## What to work on
The entries are to be returned exactly as written.

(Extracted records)
=== Section Start ===

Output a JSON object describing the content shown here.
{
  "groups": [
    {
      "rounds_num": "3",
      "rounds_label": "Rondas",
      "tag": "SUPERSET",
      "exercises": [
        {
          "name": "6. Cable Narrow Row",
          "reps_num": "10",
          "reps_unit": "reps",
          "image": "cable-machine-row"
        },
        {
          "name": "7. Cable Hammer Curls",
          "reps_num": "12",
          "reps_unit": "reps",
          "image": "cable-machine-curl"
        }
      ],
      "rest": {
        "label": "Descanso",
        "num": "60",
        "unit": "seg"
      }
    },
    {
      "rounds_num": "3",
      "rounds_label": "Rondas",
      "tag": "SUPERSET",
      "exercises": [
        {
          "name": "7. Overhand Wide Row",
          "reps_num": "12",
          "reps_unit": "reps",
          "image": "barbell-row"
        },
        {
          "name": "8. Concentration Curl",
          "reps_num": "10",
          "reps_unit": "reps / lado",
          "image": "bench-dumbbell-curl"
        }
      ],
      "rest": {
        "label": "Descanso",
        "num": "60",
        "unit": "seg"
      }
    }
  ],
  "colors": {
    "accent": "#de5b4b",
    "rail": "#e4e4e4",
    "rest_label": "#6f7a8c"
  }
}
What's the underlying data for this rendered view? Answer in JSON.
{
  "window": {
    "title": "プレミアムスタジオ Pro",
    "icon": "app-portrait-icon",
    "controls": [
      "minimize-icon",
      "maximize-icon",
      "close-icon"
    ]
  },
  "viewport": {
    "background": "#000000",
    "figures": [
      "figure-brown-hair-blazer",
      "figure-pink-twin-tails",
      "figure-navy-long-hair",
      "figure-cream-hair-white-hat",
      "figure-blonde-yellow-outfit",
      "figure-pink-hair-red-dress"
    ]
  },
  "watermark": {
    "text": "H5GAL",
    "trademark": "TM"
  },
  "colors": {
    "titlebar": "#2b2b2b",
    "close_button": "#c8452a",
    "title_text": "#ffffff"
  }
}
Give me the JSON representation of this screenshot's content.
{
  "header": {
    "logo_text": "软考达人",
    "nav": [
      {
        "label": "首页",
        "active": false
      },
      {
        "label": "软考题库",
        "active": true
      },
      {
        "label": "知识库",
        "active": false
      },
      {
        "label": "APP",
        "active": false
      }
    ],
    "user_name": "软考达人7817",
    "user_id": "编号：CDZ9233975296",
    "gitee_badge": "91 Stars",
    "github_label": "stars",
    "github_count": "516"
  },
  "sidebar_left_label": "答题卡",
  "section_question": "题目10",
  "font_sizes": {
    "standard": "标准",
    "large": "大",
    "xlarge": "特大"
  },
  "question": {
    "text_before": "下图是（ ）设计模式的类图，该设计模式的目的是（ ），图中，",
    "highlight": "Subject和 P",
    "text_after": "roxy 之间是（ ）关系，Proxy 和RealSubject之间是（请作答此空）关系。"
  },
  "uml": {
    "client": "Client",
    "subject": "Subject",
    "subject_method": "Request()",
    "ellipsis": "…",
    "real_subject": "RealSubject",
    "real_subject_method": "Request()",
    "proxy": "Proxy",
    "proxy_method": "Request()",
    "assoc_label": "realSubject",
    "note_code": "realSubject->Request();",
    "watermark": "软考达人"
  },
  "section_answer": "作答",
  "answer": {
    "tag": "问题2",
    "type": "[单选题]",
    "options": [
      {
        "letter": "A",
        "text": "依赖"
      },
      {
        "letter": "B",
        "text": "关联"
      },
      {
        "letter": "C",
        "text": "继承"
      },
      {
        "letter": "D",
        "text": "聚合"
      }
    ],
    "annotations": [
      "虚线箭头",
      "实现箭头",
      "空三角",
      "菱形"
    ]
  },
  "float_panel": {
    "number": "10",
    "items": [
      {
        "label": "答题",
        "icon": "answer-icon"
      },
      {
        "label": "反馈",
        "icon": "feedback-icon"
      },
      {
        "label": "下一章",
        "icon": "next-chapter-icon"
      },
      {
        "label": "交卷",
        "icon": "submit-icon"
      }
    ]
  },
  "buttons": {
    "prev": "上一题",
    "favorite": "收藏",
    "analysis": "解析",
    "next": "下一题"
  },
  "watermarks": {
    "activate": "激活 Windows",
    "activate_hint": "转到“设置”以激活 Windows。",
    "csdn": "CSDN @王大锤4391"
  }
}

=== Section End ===

## Task answer
Output a JSON object describing the content shown here.
{
  "groups": [
    {
      "rounds_num": "3",
      "rounds_label": "Rondas",
      "tag": "SUPERSET",
      "exercises": [
        {
          "name": "6. Cable Narrow Row",
          "reps_num": "10",
          "reps_unit": "reps",
          "image": "cable-machine-row"
        },
        {
          "name": "7. Cable Hammer Curls",
          "reps_num": "12",
          "reps_unit": "reps",
          "image": "cable-machine-curl"
        }
      ],
      "rest": {
        "label": "Descanso",
        "num": "60",
        "unit": "seg"
      }
    },
    {
      "rounds_num": "3",
      "rounds_label": "Rondas",
      "tag": "SUPERSET",
      "exercises": [
        {
          "name": "7. Overhand Wide Row",
          "reps_num": "12",
          "reps_unit": "reps",
          "image": "barbell-row"
        },
        {
          "name": "8. Concentration Curl",
          "reps_num": "10",
          "reps_unit": "reps / lado",
          "image": "bench-dumbbell-curl"
        }
      ],
      "rest": {
        "label": "Descanso",
        "num": "60",
        "unit": "seg"
      }
    }
  ],
  "colors": {
    "accent": "#de5b4b",
    "rail": "#e4e4e4",
    "rest_label": "#6f7a8c"
  }
}
What's the underlying data for this rendered view? Answer in JSON.
{
  "window": {
    "title": "プレミアムスタジオ Pro",
    "icon": "app-portrait-icon",
    "controls": [
      "minimize-icon",
      "maximize-icon",
      "close-icon"
    ]
  },
  "viewport": {
    "background": "#000000",
    "figures": [
      "figure-brown-hair-blazer",
      "figure-pink-twin-tails",
      "figure-navy-long-hair",
      "figure-cream-hair-white-hat",
      "figure-blonde-yellow-outfit",
      "figure-pink-hair-red-dress"
    ]
  },
  "watermark": {
    "text": "H5GAL",
    "trademark": "TM"
  },
  "colors": {
    "titlebar": "#2b2b2b",
    "close_button": "#c8452a",
    "title_text": "#ffffff"
  }
}
Give me the JSON representation of this screenshot's content.
{
  "header": {
    "logo_text": "软考达人",
    "nav": [
      {
        "label": "首页",
        "active": false
      },
      {
        "label": "软考题库",
        "active": true
      },
      {
        "label": "知识库",
        "active": false
      },
      {
        "label": "APP",
        "active": false
      }
    ],
    "user_name": "软考达人7817",
    "user_id": "编号：CDZ9233975296",
    "gitee_badge": "91 Stars",
    "github_label": "stars",
    "github_count": "516"
  },
  "sidebar_left_label": "答题卡",
  "section_question": "题目10",
  "font_sizes": {
    "standard": "标准",
    "large": "大",
    "xlarge": "特大"
  },
  "question": {
    "text_before": "下图是（ ）设计模式的类图，该设计模式的目的是（ ），图中，",
    "highlight": "Subject和 P",
    "text_after": "roxy 之间是（ ）关系，Proxy 和RealSubject之间是（请作答此空）关系。"
  },
  "uml": {
    "client": "Client",
    "subject": "Subject",
    "subject_method": "Request()",
    "ellipsis": "…",
    "real_subject": "RealSubject",
    "real_subject_method": "Request()",
    "proxy": "Proxy",
    "proxy_method": "Request()",
    "assoc_label": "realSubject",
    "note_code": "realSubject->Request();",
    "watermark": "软考达人"
  },
  "section_answer": "作答",
  "answer": {
    "tag": "问题2",
    "type": "[单选题]",
    "options": [
      {
        "letter": "A",
        "text": "依赖"
      },
      {
        "letter": "B",
        "text": "关联"
      },
      {
        "letter": "C",
        "text": "继承"
      },
      {
        "letter": "D",
        "text": "聚合"
      }
    ],
    "annotations": [
      "虚线箭头",
      "实现箭头",
      "空三角",
      "菱形"
    ]
  },
  "float_panel": {
    "number": "10",
    "items": [
      {
        "label": "答题",
        "icon": "answer-icon"
      },
      {
        "label": "反馈",
        "icon": "feedback-icon"
      },
      {
        "label": "下一章",
        "icon": "next-chapter-icon"
      },
      {
        "label": "交卷",
        "icon": "submit-icon"
      }
    ]
  },
  "buttons": {
    "prev": "上一题",
    "favorite": "收藏",
    "analysis": "解析",
    "next": "下一题"
  },
  "watermarks": {
    "activate": "激活 Windows",
    "activate_hint": "转到“设置”以激活 Windows。",
    "csdn": "CSDN @王大锤4391"
  }
}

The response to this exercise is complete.